I have a crazy time remembering things I’d like to forget about. It’s worse if you forget the things you should remember.

Update (March 10): Even NYT agrees with me in a funny way 😉

Nothing

23 Feb

There are times when you need someone to do nothing with.

Someone to just be there. Not to speak with or listen to. Not to touch or be caressed by. No whiff, no whisper, no kiss, no comforting… Just nothing.

Nothing more, nothing less.

But it isn’t easy to do nothing. Programmed as we are to continuously engage in social activity, we look for films to watch, books to read, links to share, friends to hang out with, calories to burn, beer to guzzle, tweets to type and statuses to update…try nothing for a change.

Nothing is a noun, not a verb – so inaction is inbuilt. ‘Do nothing’ is a paradox.

That’s it for now. Nothing else.

Law of First-time Fathers

6 Mar

Mohitoz’ Law #251

The smaller the child, the bigger his wails.

Third Law of Beer

16 Feb

Mohitoz’ Law #244

(Contributed by Raghu)

Nobody really buys beer. They merely rent it for a couple of hours.

My Name Is Khichdi

11 Feb

Let’s get this straight.

The battle in Bombay (or Mumbai or whatever it is people want to call it) is not about a film. Or cricket. Or politics. Or Indianness.

It’s about money. About Lakshmi… irrespective of your religious beliefs.

Mr Khan needs a commercial hit because another Mr Khan showed that a trio of idiots could make more money than many other intelligent graduates.

He needs to remind India that his name is Khan. And, if you see him on TV, or are forced to read his retweets, you’ll realize he’s also reiterating his roots.

So is the maker of the film.

Not because they’re emotionally attached to Bombay or the film. But because they could get financially detached if the producers don’t recover their money.

It’s a good time to be a martyr, be it at a US airport or at one in UK: does it matter if body parts show up in x-ray scans (does size really matter?) though the authorities have rubbished this claim.

But Mr Khan is an honourable man. He claims he is here to entertain India and that’s exactly what he’s doing: with or without a regular release. Even if Bombayites don’t, the rest of India will see his film: don’t be surprised if all shows over the next weekend are sold out in other metros. And the Khaneratti go crazy trying to beat each other at status updates on F’book or Tweets. Suddenly, being the first to watch a film is more important than coming first in class or cracking a problem at work.

And, as though, we don’t have enough problems, our cops now have to guard movie halls. They’re more important than The Taj or the Gateway of India, it would seem. With strife of this kind, who needs the Taliban or the LeT: Pakistan is now trying to figure out what to do with its terrorists on the bench?

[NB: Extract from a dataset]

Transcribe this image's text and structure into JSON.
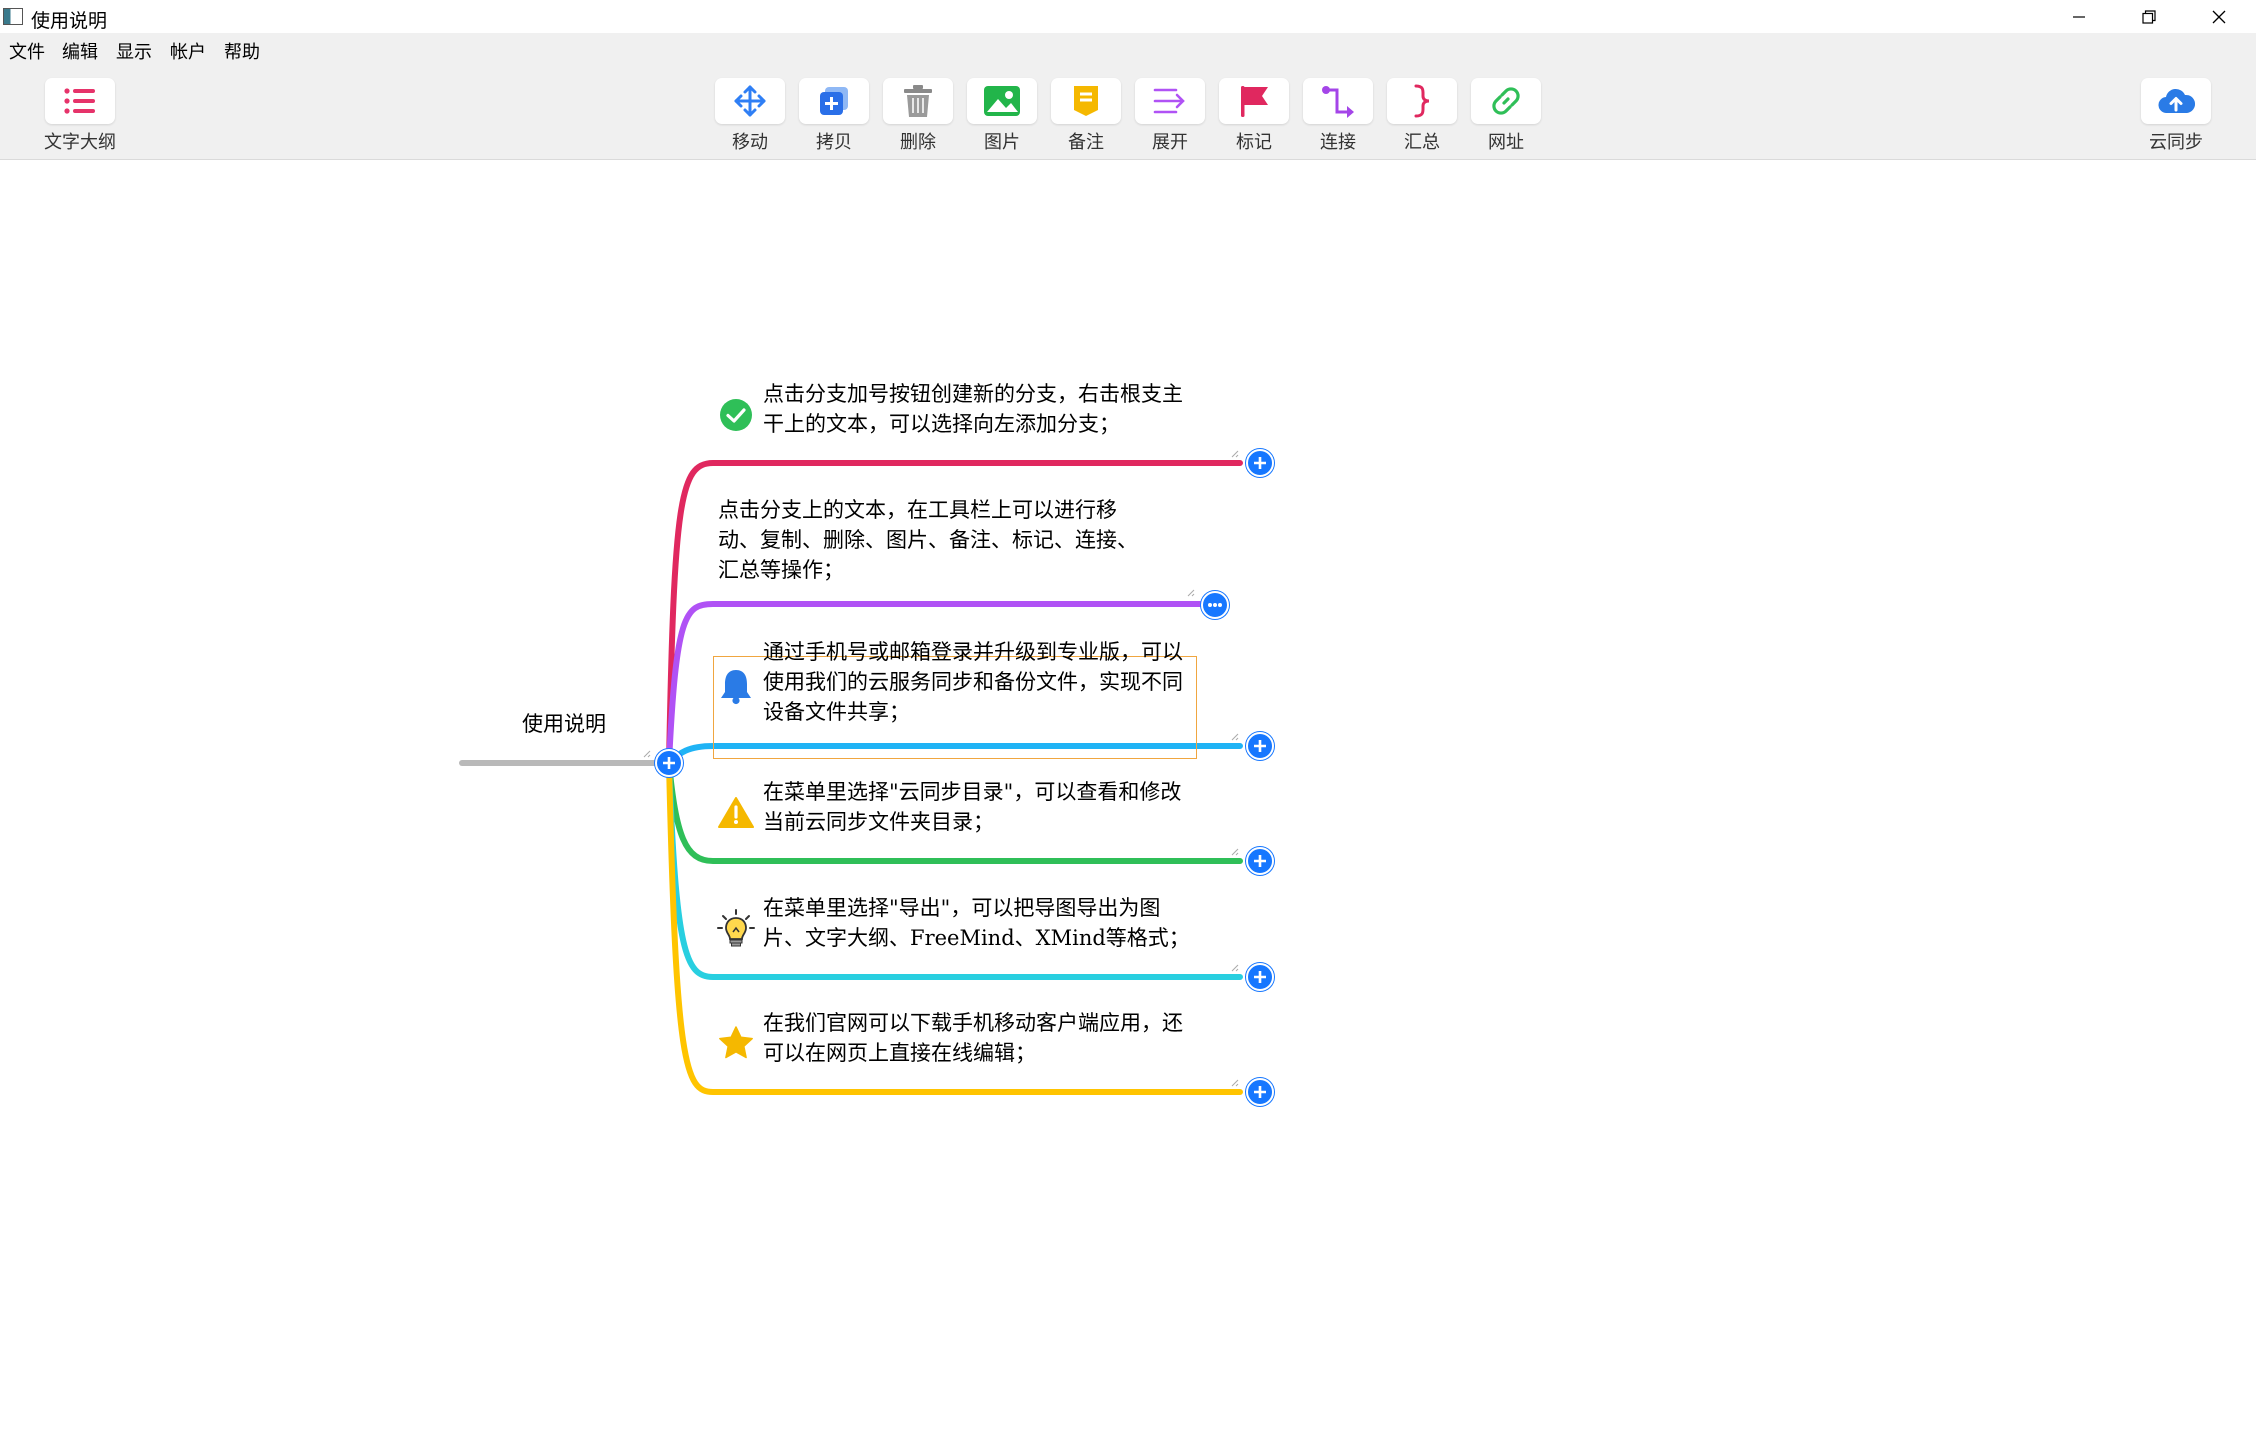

What’s worse is the complete khichdi between films, sports and politics. And commerce. There was a time when one sat in a dark hall, having suspended disbelief willingly to watch a character called Vijay beat the faeces out of evil-doers. Today, you can’t sit in the first three rows and probably have to carry your passport to get in anyway.

Is the film worth it – cinematically speaking? Is anyone even asking? Or will irrelevant hype give it four stars when the reviews are out tomorrow?

Somewhere, along the way, everyone’s lost the plot.

As for the roaring tiger, he’s clear: just because your name is Khan, it doesn’t mean you can.

And he seems to be thriving, unlike the ones in the real jungle. Pity.

Law of Shiv Sena

11 Feb

Mohitoz’ Law #240

Khan can’t.

SRK vs Shiv Sena

His name may be Khan but, in Bombay, he can't (release his film, that is, without Shiv Sena's blessings)